R&B Classicist Tweet on Religion-Fueled Comeback: 'I'm a Walking Billboard'

"Oops (Oh My)" singer talks overcoming bitterness on first LP in more than 10 years

When Tweet debuted as a solo artist in 2002, the future appeared bright. "Oops (Oh My)," a ribald track about finding sensual pleasure with no help from anyone else, quickly became a Top 10 crossover hit. In the song, Tweet — born Charlene Keys — melts at her own touch while a magnetic beat from Timbaland throbs in the background; Missy Elliot also makes an appearance, achieving maximum impact with just a few lines: "I was lookin' so good, I couldn't reject myself."

The success of "Oops" helped Tweet's Southern Hummingbird achieve platinum status. But after the first big bang, Tweet languished. Her next album, It's Me Again, failed to spawn a hit, effectively putting her solo career on hold. Charlene, which arrived at the end of last month, marks her first full-length in more than a decade.
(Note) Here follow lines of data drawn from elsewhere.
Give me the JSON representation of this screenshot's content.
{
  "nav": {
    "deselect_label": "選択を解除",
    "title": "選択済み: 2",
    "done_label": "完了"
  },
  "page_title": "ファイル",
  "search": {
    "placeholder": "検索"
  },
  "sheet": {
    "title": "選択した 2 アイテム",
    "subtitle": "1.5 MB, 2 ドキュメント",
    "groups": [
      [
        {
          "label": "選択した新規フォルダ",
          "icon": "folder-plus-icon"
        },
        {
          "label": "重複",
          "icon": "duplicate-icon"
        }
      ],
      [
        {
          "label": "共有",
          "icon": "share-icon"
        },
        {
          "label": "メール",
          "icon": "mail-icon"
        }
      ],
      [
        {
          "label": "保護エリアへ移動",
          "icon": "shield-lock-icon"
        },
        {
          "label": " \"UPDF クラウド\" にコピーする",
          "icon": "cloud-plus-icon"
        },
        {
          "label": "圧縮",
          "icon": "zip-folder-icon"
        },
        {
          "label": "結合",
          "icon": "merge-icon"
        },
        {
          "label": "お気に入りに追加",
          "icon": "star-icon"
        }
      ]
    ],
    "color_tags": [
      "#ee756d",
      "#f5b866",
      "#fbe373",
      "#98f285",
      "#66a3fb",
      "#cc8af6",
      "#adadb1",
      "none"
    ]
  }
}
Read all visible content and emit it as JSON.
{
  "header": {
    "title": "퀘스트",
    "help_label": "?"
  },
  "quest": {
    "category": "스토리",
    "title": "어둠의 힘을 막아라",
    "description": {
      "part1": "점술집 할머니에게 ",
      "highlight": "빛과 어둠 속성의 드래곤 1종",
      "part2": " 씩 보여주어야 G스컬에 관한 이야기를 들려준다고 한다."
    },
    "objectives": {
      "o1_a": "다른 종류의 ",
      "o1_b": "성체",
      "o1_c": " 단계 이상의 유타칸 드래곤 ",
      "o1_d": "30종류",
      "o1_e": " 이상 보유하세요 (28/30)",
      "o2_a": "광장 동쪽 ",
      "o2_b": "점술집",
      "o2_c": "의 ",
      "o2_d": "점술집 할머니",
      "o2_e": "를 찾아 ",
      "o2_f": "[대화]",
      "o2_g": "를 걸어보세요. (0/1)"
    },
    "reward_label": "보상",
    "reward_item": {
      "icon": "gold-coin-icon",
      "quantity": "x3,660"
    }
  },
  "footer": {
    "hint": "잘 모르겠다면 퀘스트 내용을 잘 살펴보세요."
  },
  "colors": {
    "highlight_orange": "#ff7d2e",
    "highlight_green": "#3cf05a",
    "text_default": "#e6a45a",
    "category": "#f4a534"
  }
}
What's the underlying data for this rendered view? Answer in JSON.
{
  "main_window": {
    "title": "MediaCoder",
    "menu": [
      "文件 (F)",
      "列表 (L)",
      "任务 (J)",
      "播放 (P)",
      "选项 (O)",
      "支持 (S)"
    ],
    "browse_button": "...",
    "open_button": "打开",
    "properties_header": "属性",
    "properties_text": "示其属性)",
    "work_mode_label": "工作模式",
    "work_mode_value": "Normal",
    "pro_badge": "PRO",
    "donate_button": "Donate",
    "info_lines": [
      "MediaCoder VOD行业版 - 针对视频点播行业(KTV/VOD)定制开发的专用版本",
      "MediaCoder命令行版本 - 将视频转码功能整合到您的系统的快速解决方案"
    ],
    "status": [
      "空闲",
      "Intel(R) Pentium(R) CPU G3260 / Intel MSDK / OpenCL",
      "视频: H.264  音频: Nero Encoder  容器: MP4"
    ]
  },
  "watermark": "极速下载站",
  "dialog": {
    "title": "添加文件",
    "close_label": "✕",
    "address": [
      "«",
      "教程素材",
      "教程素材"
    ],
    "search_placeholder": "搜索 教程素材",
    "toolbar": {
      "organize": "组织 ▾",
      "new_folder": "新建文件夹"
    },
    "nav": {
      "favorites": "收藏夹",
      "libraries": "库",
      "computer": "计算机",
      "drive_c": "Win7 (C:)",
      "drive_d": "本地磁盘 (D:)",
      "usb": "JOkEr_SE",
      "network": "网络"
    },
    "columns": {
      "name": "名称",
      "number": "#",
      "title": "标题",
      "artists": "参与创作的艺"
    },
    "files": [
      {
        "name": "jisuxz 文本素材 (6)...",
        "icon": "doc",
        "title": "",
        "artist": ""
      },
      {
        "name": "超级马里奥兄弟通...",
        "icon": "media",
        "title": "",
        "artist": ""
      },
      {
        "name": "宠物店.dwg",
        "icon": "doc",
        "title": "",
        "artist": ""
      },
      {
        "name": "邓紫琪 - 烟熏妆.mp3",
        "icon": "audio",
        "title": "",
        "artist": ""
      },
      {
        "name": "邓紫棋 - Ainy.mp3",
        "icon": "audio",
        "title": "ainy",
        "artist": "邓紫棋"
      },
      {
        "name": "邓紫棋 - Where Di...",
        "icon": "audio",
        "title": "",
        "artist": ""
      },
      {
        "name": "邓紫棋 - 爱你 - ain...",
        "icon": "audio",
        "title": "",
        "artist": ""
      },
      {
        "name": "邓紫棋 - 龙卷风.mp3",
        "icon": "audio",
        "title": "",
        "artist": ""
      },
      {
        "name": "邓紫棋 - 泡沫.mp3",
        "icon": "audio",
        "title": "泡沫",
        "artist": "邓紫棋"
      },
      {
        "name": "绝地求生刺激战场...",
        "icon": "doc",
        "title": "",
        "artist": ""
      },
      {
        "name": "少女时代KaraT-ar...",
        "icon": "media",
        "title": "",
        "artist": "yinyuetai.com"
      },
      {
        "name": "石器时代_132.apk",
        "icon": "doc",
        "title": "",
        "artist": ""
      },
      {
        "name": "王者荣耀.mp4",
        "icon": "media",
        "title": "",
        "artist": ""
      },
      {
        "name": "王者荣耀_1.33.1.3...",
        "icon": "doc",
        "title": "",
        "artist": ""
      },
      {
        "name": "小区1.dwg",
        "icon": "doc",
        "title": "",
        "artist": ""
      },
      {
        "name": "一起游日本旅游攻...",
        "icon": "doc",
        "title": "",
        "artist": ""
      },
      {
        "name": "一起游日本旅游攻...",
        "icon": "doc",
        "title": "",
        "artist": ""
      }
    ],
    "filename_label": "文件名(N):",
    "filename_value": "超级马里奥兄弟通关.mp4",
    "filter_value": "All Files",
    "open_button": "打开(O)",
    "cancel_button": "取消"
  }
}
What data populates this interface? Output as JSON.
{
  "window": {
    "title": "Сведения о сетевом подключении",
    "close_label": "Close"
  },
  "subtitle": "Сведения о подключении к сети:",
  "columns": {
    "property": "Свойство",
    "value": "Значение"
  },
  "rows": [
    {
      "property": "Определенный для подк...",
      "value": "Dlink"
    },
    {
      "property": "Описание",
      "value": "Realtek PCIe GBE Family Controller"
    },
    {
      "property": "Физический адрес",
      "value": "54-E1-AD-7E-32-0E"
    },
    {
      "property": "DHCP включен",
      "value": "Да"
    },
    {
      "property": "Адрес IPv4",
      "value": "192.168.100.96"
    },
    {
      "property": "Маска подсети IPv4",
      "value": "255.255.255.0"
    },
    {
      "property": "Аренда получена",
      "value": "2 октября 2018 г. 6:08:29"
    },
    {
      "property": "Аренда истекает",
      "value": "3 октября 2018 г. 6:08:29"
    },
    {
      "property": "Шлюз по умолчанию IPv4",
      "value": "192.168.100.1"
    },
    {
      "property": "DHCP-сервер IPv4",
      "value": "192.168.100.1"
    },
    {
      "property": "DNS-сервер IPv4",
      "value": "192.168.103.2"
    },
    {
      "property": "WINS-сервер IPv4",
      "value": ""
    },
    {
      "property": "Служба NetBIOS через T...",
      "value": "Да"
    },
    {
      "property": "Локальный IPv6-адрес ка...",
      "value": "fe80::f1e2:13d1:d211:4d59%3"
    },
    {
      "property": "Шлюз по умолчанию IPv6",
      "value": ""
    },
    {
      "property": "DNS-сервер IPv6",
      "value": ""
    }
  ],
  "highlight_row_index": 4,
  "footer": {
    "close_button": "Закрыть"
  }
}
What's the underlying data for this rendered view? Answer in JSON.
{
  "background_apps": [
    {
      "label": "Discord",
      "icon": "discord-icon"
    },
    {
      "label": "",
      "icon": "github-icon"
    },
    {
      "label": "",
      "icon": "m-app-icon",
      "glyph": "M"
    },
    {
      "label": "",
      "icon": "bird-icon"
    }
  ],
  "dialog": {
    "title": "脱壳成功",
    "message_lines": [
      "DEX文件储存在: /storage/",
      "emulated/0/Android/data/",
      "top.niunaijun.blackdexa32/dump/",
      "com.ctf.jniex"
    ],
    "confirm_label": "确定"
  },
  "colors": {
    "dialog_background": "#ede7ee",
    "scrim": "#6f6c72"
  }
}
When It's Me Again didn't live up to expectations, Tweet found herself struggling to maintain equilibrium. "Business-wise, the album wasn't doing good," she tells Rolling Stone. "There wasn't a lot of support. My personal life was spiraling out of control — I was drinking and smoking every day, and I wasn't really living life."

As a result, she "conked out:" "I was totally discouraged," she explains. "I didn't even want to hear music. I was in a bad place. Bitter." She cut herself off from many friends and collaborators, and instead focused on her faith: "I totally committed myself to getting my spiritual life together. I re-dedicated myself to God." She credits her devotion with ridding her of bitterness and helping her regain control and stability. "I'm an open book to tell just what He's done," she affirms. "I'm a walking billboard."

After tending to her spiritual side, falling back in love with music was a gradual relearning process. "I started to listen to everything that inspired me before I was Tweet," she recalls, mentioning the Supremes and Ike and Tina Turner. "On top of that, I started running into a lot of my supporters," she continues. "They said, 'Your music has touched me so much. We need you back.'" In 2013, she inched into the market again with the Simply Tweet EP. Last month, she released Charlene.

On her new album, Tweet completely ignores the sound of contemporary radio R&B. The secret about "Oops (Oh My)" is that it's actually an outlier from the rest of her catalog; she has always been a classicist at heart. Other songs from Southern Hummingbird were significantly less interested in looking towards the future: "Boogie 2Nite," for example, reached back to disco, while "Smoking Cigarettes" was a wafting soul ballad.

It's vintage tunes like those that provide the template for Charlene. This approach is not likely to earn her a lot of love on the airwaves, but she doesn't mind. "That's just the programming of it," she says. "That won't stop my focus." Tweet is not alone in reacting against the ubiquity of hip-hop-indebted R&B. Her interest in tradition aligns her record with recent releases from the trio King and the romantic ballad master Babyface. She characterizes the genre's current mindset dismissively: "All of the instruments got thrown out of the studio. Someone just put a programmer in there and said create music with some samples and call it R&B."

The principal sounds on Charlene are Tweet's voice — airy and frequently piled in fizzy, multi-tracked cascades — and clearly enunciated guitar lines, often courtesy of Charlie Bereal. Tweet worked for years as a backing vocalist, and she weaves choruses of herself around her lead vocals with great care. These extra strata take a variety of forms: everything from drill-bit-sharp injections of "shoop" in "Somebody Else Will" to a series of wistful echoes in "Magic."

The clear precedent here is Seventies soul. The bass parts mostly feel like they're played live, and the drums, even when they're programmed, are arranged as if trap had never been invented. Tweet likes to linger over beats made partly with hand percussion; when this texture rubs up against dawdling, bluesy guitar, as in "Won't Hurt Me" and "Addicted," the result brings to mind Curtis Mayfield's 1975 masterpiece There's No Place Like America Today.

As Tweet re-emerges by re-immersing herself in the work of artists who first earned her affection, she has reunited with the collaborators who were integral to her early career. "These are the same producers that did the first record and the second record," she says, a group that she met over a decade ago in a Los Angeles studio when she was adding backing vocals to Missy Elliott's Miss E … So Addictive album. "It's Charlie Bereal, Jubu Smith, Nisan Stewart and Craig Brockman — I could never do a record without them. We're stuck together."

And a Tweet record wouldn't be a Tweet record without a contribution from Timbaland and Missy. The producer adds a vintage hip-hop sheen to "Somebody Else Will," the most energetic moment on an otherwise even, hushed record. Missy slurs her way through the intro, warning a lover to shape up. For Tweet, getting back into the studio with her old partners-in-crime was easy and natural. "It was like we'd never left," she says. "We were like, 'Oh, my god, why did we wait so long?'"